> _What this task involves_: Copy the listing below exactly. Pictures stay out of it.
━━━ Entries provided ━━━
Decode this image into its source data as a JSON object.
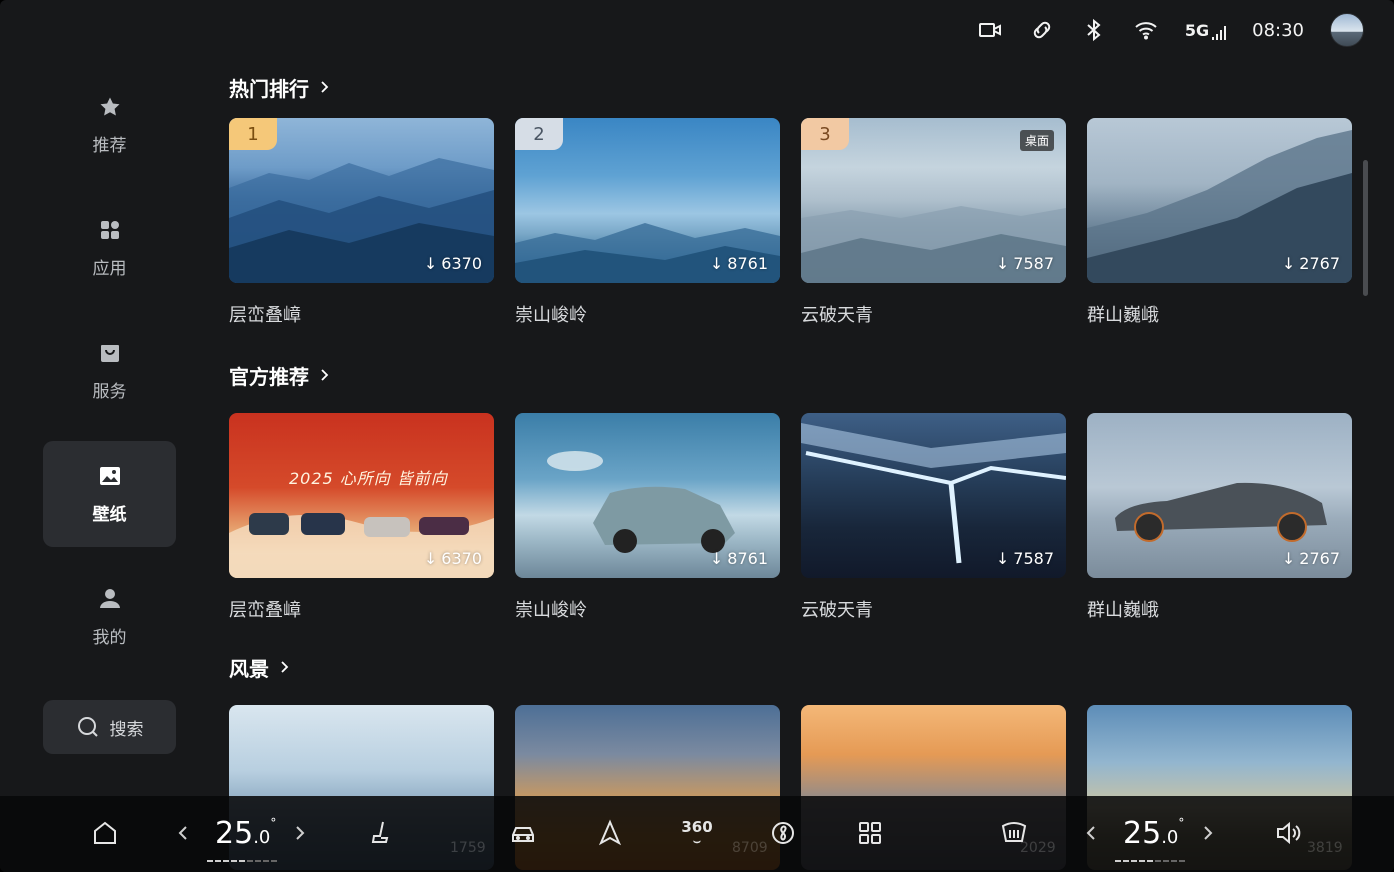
{
  "status_bar": {
    "icons": [
      "dashcam-icon",
      "link-icon",
      "bluetooth-icon",
      "wifi-icon"
    ],
    "network": "5G",
    "time": "08:30"
  },
  "sidebar": {
    "items": [
      {
        "label": "推荐",
        "icon": "star-icon"
      },
      {
        "label": "应用",
        "icon": "apps-icon"
      },
      {
        "label": "服务",
        "icon": "bag-icon"
      },
      {
        "label": "壁纸",
        "icon": "image-icon",
        "active": true
      },
      {
        "label": "我的",
        "icon": "user-icon"
      }
    ],
    "search_label": "搜索"
  },
  "sections": [
    {
      "title": "热门排行",
      "cards": [
        {
          "rank": "1",
          "title": "层峦叠嶂",
          "count": "6370"
        },
        {
          "rank": "2",
          "title": "崇山峻岭",
          "count": "8761"
        },
        {
          "rank": "3",
          "title": "云破天青",
          "count": "7587",
          "tag": "桌面"
        },
        {
          "title": "群山巍峨",
          "count": "2767"
        }
      ]
    },
    {
      "title": "官方推荐",
      "cards": [
        {
          "title": "层峦叠嶂",
          "count": "6370",
          "banner_text": "2025 心所向 皆前向"
        },
        {
          "title": "崇山峻岭",
          "count": "8761"
        },
        {
          "title": "云破天青",
          "count": "7587"
        },
        {
          "title": "群山巍峨",
          "count": "2767"
        }
      ]
    },
    {
      "title": "风景",
      "cards": [
        {
          "count": "1759"
        },
        {
          "count": "8709"
        },
        {
          "count": "2029"
        },
        {
          "count": "3819"
        }
      ]
    }
  ],
  "dock": {
    "left_temp": {
      "int": "25",
      "dec": ".0",
      "unit": "°"
    },
    "right_temp": {
      "int": "25",
      "dec": ".0",
      "unit": "°"
    },
    "icons": [
      "home-icon",
      "seat-icon",
      "car-icon",
      "navigation-icon",
      "360-icon",
      "fan-icon",
      "apps-grid-icon",
      "defrost-icon",
      "volume-icon"
    ],
    "label_360": "360"
  }
}
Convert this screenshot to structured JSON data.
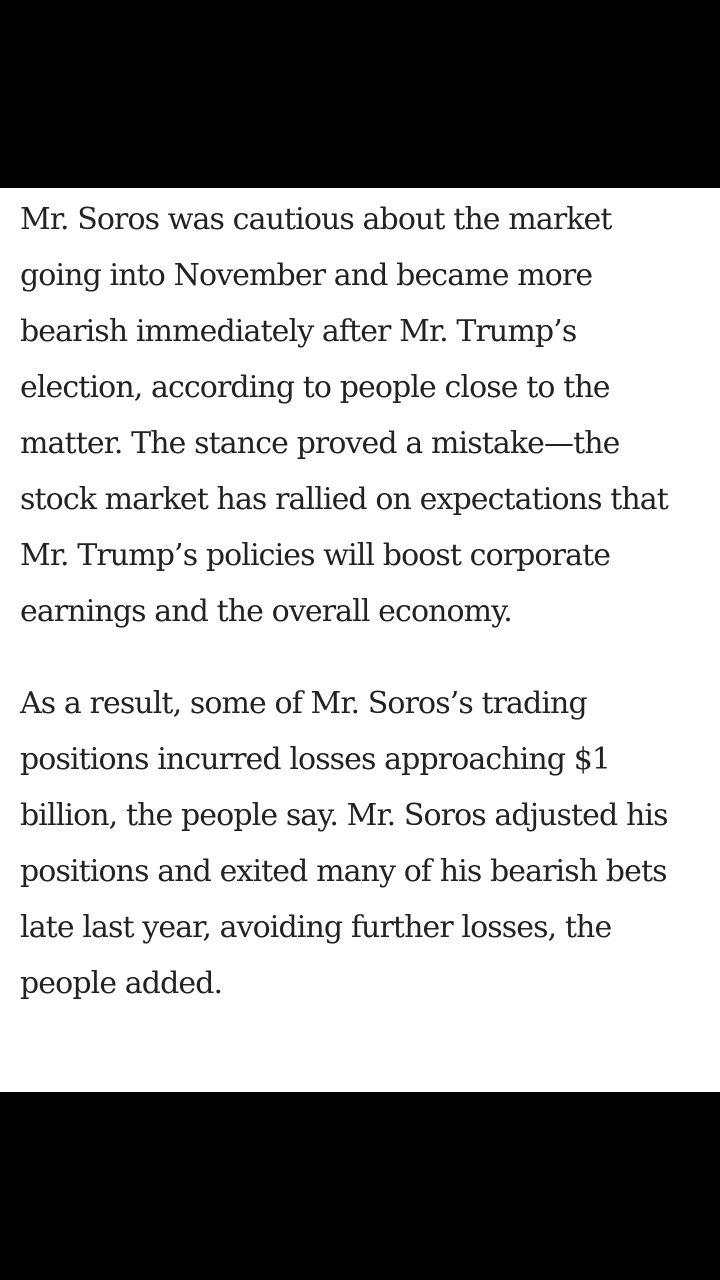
{
  "article": {
    "paragraphs": [
      "Mr. Soros was cautious about the market going into November and became more bearish immediately after Mr. Trump’s election, according to people close to the matter. The stance proved a mistake—the stock market has rallied on expectations that Mr. Trump’s policies will boost corporate earnings and the overall economy.",
      "As a result, some of Mr. Soros’s trading positions incurred losses approaching $1 billion, the people say. Mr. Soros adjusted his positions and exited many of his bearish bets late last year, avoiding further losses, the people added."
    ]
  },
  "colors": {
    "background": "#000000",
    "article_background": "#ffffff",
    "text": "#222222"
  }
}
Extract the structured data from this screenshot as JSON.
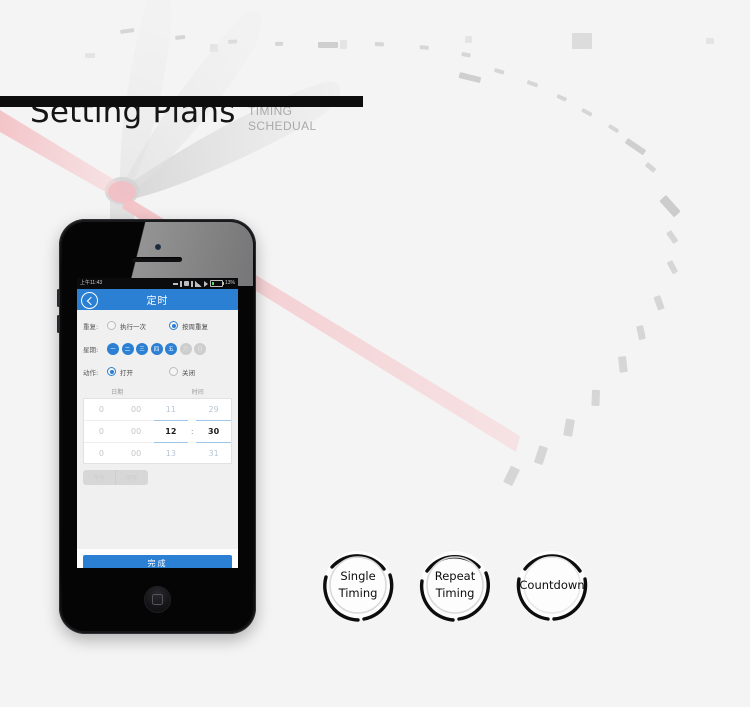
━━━
> _Response box_:
Decode this image into its source data as a JSON object.
{
  "status_bar": {
    "icons": [
      "dashcam-icon",
      "link-icon",
      "bluetooth-icon",
      "wifi-icon"
    ],
    "network": "5G",
    "time": "08:30"
  },
  "sidebar": {
    "items": [
      {
        "label": "推荐",
        "icon": "star-icon"
      },
      {
        "label": "应用",
        "icon": "apps-icon"
      },
      {
        "label": "服务",
        "icon": "bag-icon"
      },
      {
        "label": "壁纸",
        "icon": "image-icon",
        "active": true
      },
      {
        "label": "我的",
        "icon": "user-icon"
      }
    ],
    "search_label": "搜索"
  },
  "sections": [
    {
      "title": "热门排行",
      "cards": [
        {
          "rank": "1",
          "title": "层峦叠嶂",
          "count": "6370"
        },
        {
          "rank": "2",
          "title": "崇山峻岭",
          "count": "8761"
        },
        {
          "rank": "3",
          "title": "云破天青",
          "count": "7587",
          "tag": "桌面"
        },
        {
          "title": "群山巍峨",
          "count": "2767"
        }
      ]
    },
    {
      "title": "官方推荐",
      "cards": [
        {
          "title": "层峦叠嶂",
          "count": "6370",
          "banner_text": "2025 心所向 皆前向"
        },
        {
          "title": "崇山峻岭",
          "count": "8761"
        },
        {
          "title": "云破天青",
          "count": "7587"
        },
        {
          "title": "群山巍峨",
          "count": "2767"
        }
      ]
    },
    {
      "title": "风景",
      "cards": [
        {
          "count": "1759"
        },
        {
          "count": "8709"
        },
        {
          "count": "2029"
        },
        {
          "count": "3819"
        }
      ]
    }
  ],
  "dock": {
    "left_temp": {
      "int": "25",
      "dec": ".0",
      "unit": "°"
    },
    "right_temp": {
      "int": "25",
      "dec": ".0",
      "unit": "°"
    },
    "icons": [
      "home-icon",
      "seat-icon",
      "car-icon",
      "navigation-icon",
      "360-icon",
      "fan-icon",
      "apps-grid-icon",
      "defrost-icon",
      "volume-icon"
    ],
    "label_360": "360"
  }
}
Convert this screenshot to structured JSON data.
{
  "article": {
    "paragraphs": [
      "Mr. Soros was cautious about the market going into November and became more bearish immediately after Mr. Trump’s election, according to people close to the matter. The stance proved a mistake—the stock market has rallied on expectations that Mr. Trump’s policies will boost corporate earnings and the overall economy.",
      "As a result, some of Mr. Soros’s trading positions incurred losses approaching $1 billion, the people say. Mr. Soros adjusted his positions and exited many of his bearish bets late last year, avoiding further losses, the people added."
    ]
  },
  "colors": {
    "background": "#000000",
    "article_background": "#ffffff",
    "text": "#222222"
  }
}
Extract the structured data from this screenshot as JSON.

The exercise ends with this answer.